The Buckaroos in Paradise collection includes copy photographs of numerous historical still photographs, works of art, and other objects that are owned by the families or individuals identified in bibliographic records for those objects. The collection also includes audio and video interviews with individuals who consented to the inclusion of these selections here.
Researchers or others who would like to make further use of these collection materials should contact the Folklife Reading Room for assistance.
Paradise Valley Folklife Project collection, 1978-1982 (AFC 1991/021), American Folklife Center, Library of Congress
More about Copyright and other Restrictions
For guidance about compiling full citations consult Citing Primary Sources.
Citations are generated automatically from bibliographic data as a convenience, and may not be complete or accurate.
Chicago citation style:
Stewart, Leslie J, Brad Kaser, and Leslie J Stewart. Haying Season ca. 1945 part 1 of 3. 1945. Video. Retrieved from the Library of Congress, https://www.loc.gov/item/ncr002382/. (Accessed April 28, 2017.)
APA citation style:
Stewart, L. J., Kaser, B. & Stewart, L. J. (1945) Haying Season ca. 1945 part 1 of 3. [Video] Retrieved from the Library of Congress, https://www.loc.gov/item/ncr002382/.
MLA citation style:
Stewart, Leslie J, Brad Kaser, and Leslie J Stewart.
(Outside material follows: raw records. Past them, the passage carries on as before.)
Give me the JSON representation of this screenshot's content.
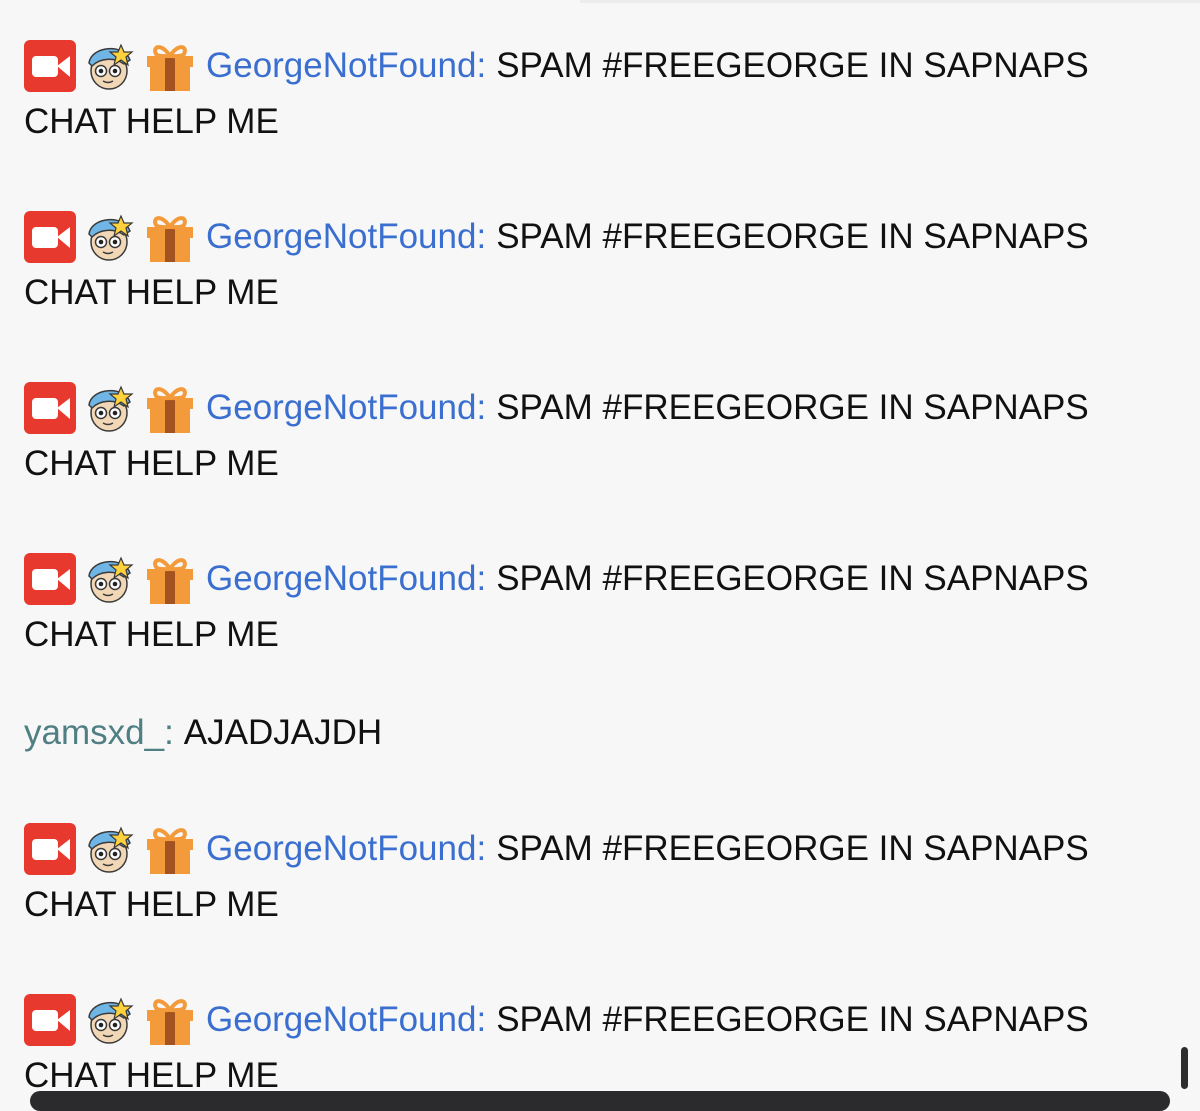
{
  "chat": {
    "messages": [
      {
        "user": "GeorgeNotFound",
        "sep": ":",
        "text1": "SPAM #FREEGEORGE IN SAPNAPS",
        "text2": "CHAT HELP ME"
      },
      {
        "user": "GeorgeNotFound",
        "sep": ":",
        "text1": "SPAM #FREEGEORGE IN SAPNAPS",
        "text2": "CHAT HELP ME"
      },
      {
        "user": "GeorgeNotFound",
        "sep": ":",
        "text1": "SPAM #FREEGEORGE IN SAPNAPS",
        "text2": "CHAT HELP ME"
      },
      {
        "user": "GeorgeNotFound",
        "sep": ":",
        "text1": "SPAM #FREEGEORGE IN SAPNAPS",
        "text2": "CHAT HELP ME"
      },
      {
        "user": "yamsxd_",
        "sep": ":",
        "text1": "AJADJAJDH"
      },
      {
        "user": "GeorgeNotFound",
        "sep": ":",
        "text1": "SPAM #FREEGEORGE IN SAPNAPS",
        "text2": "CHAT HELP ME"
      },
      {
        "user": "GeorgeNotFound",
        "sep": ":",
        "text1": "SPAM #FREEGEORGE IN SAPNAPS",
        "text2": "CHAT HELP ME"
      }
    ]
  },
  "badges": [
    "video-camera-badge-icon",
    "police-officer-badge-icon",
    "gift-sub-badge-icon"
  ],
  "colors": {
    "background": "#f7f7f8",
    "username_george": "#3a6fcf",
    "username_yams": "#4f7f83",
    "text": "#111111",
    "camera_badge": "#e8392f",
    "gift_badge": "#f39a3b"
  }
}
Haying Season ca. 1945 part 1 of 3. 1945. Video. Retrieved from the Library of Congress, <https://www.loc.gov/item/ncr002382/>.